Look through the listing below for lines containing "pips". State how many there are, and nothing else.

* TASK DATA
• • •

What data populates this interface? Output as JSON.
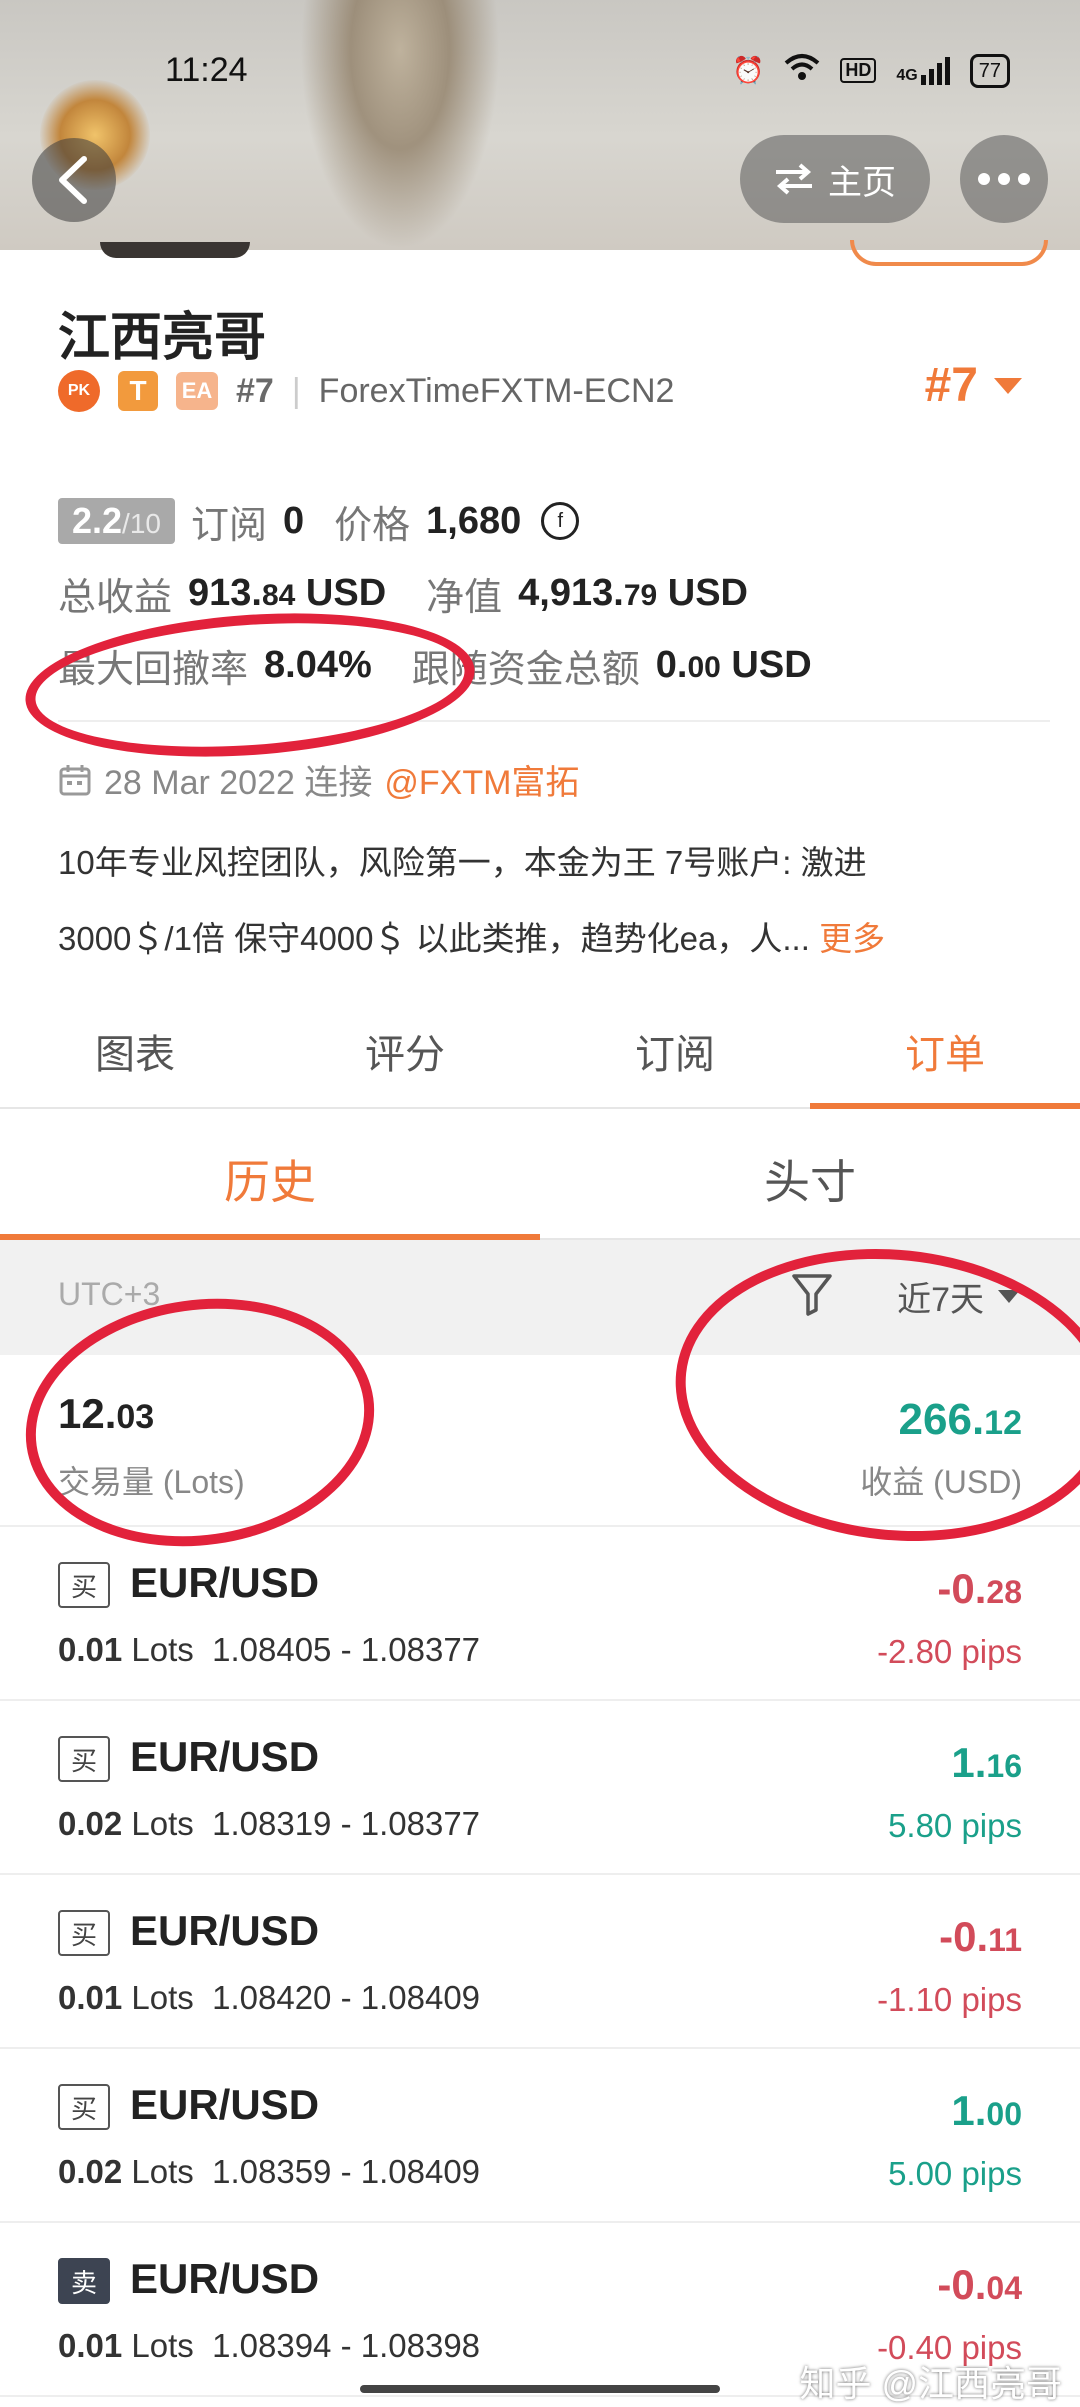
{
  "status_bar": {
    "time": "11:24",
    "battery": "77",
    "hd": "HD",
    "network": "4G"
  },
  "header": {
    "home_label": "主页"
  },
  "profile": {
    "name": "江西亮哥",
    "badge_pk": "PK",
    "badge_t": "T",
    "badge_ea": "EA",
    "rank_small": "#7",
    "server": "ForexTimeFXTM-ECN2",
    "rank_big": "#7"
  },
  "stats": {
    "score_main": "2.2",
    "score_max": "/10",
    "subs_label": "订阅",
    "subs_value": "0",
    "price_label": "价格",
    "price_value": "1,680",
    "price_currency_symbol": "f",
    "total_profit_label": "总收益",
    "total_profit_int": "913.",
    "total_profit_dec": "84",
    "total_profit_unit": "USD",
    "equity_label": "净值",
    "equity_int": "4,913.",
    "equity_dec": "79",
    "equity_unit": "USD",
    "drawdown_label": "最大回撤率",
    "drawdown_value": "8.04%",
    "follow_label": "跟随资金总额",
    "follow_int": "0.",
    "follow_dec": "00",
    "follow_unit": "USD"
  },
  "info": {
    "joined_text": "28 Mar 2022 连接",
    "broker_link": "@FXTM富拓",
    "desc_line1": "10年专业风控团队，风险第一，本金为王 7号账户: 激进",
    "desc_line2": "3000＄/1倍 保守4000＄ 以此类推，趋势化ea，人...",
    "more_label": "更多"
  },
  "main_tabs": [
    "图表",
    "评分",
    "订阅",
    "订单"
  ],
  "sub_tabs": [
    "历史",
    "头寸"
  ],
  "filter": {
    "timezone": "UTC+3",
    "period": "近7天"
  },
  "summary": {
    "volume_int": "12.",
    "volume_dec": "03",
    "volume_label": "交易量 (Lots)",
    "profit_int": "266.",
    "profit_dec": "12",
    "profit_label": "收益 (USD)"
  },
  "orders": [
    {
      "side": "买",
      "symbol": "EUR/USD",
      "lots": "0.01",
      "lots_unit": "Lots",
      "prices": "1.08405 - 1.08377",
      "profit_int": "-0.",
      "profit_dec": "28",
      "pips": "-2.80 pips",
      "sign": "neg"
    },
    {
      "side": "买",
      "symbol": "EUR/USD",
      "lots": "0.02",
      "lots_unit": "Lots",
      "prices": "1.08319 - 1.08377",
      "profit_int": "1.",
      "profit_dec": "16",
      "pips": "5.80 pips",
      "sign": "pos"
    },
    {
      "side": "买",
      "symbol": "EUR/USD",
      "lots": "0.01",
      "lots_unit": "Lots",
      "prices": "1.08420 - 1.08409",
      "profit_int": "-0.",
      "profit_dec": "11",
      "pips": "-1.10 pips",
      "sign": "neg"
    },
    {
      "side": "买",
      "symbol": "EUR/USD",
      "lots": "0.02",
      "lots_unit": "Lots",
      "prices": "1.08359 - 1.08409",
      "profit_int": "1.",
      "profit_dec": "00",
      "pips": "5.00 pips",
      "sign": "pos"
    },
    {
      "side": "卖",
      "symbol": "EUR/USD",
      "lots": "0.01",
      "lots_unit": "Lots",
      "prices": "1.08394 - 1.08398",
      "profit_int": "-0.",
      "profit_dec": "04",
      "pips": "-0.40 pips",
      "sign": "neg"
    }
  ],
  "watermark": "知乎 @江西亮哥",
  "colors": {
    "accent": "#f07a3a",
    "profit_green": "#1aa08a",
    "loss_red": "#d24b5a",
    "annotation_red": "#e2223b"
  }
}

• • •

* EXERCISE SOLUTION
5